In other words, the Scriptures teach that while money spent on temporal matters (food, clothing, car, house, entertainment) has value for this life; it still provides no lasting fruit for eternity. Money, however, spent in obedience to God – resources given to further those things which are eternal (the gospel and the many other causes of Christ) – has value for this life and the one to come.
Here’s a critical question, what does your checkbook demonstrate that you are doing with your discretionary income? Whatever you are spending most of that money on shows a great deal about your heart’s desire.
Here’s another critical question, does your checkbook indicate that you have made any real sacrifices for the kingdom of God? No one better demonstrated the principle of sacrificial giving than Jesus. The Bible says, “For you know the grace of our Lord Jesus Christ, that though he was rich, yet for your sakes he became poor, so that you through his poverty might become rich…(2 Cor. 8:9).
Boice also points out another great truth from the apostle’s instructions in Galatians on giving. The apostle says we are not to grow “weary in well doing.” Boice writes:
“I sometimes think, as I see the numerous requests that come to a church for money – many from worthwhile causes – and as I pass along scores of these to the members of my congregation as objects for their giving, that there is no end to the task and that responding to the needs themselves seems burdensome. Perhaps you feel this at times, and you become weary. Well, Paul knew this too, for he refers to it. And yet, he says we are not to complain. There will always be one more cause for an offering, but let us give to it as best we are able. Let us not become weary. Let us take confidence in the promise that we shall reap eventually (in this life and in heaven) if we do not lose heart.”
If you are concerned about your giving (as every Christian should be concerned), then begin by yielding yourself completely to Christ, seek out a high and lofty spiritual cause, and trust the Lord to lead you into the pattern of persistent acts of sacrificial giving.
May I suggest that you consider giving generously to the Christian Action League’s efforts to protect marriage in North Carolina as one man and one woman? Campaign expenses are very high, running into hundreds of thousands of dollars. Nevertheless, such money is necessary for having a comparable and winning campaign.
I know of fewer causes more connected to Christ than the cause of marriage. When marriage is strong the culture is strong. Moreover, marriage is the primary means that God ordained for passing the gospel down from one generation to the next.
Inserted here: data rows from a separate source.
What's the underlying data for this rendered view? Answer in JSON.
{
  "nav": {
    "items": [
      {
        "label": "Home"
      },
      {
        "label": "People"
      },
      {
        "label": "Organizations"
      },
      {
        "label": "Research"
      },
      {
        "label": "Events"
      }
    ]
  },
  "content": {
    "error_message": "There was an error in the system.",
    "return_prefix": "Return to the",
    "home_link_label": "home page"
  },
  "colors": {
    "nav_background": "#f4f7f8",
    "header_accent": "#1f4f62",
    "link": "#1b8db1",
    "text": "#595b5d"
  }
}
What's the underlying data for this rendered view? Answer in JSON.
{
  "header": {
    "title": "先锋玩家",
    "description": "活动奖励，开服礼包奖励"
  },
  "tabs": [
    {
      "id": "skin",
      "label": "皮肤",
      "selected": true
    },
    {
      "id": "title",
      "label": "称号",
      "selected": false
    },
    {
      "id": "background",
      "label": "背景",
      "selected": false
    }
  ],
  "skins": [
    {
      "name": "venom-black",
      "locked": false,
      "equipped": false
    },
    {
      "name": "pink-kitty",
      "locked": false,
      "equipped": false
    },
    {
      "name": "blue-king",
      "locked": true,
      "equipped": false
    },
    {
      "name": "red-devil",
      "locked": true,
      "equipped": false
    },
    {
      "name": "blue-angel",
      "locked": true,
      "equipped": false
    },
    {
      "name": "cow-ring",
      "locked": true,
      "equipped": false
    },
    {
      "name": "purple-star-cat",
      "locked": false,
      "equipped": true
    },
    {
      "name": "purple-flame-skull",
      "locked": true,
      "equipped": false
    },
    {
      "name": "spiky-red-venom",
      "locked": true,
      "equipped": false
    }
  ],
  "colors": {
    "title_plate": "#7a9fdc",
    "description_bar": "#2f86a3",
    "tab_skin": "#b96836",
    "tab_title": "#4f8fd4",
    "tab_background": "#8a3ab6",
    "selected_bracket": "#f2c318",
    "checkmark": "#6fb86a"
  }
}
Although gifts to the Christian Action League serve to address a host of social issues from a Christian worldview, I can assure you that protecting marriage is a priority with us. Gifts to the League are also confidential.
We must keep marriage as one man and one woman in this state. That’s what the Marriage Amendment is all about.
Perhaps you or your church would send $1000 or more right away. Of course, any gift will be appreciated. You can send your gift to:
Christian Action League of North Carolina, Inc.
809 Spring Forest Road
Raleigh, North Carolina, 27609
Let me encourage you to make haste. This campaign is in a sprint to the finish (May 8th) and not just a run.
And, if you will send $1000, I’ll preach the funeral for your cat, dog, hamster, gerbil, parrot, whatever – no questions asked.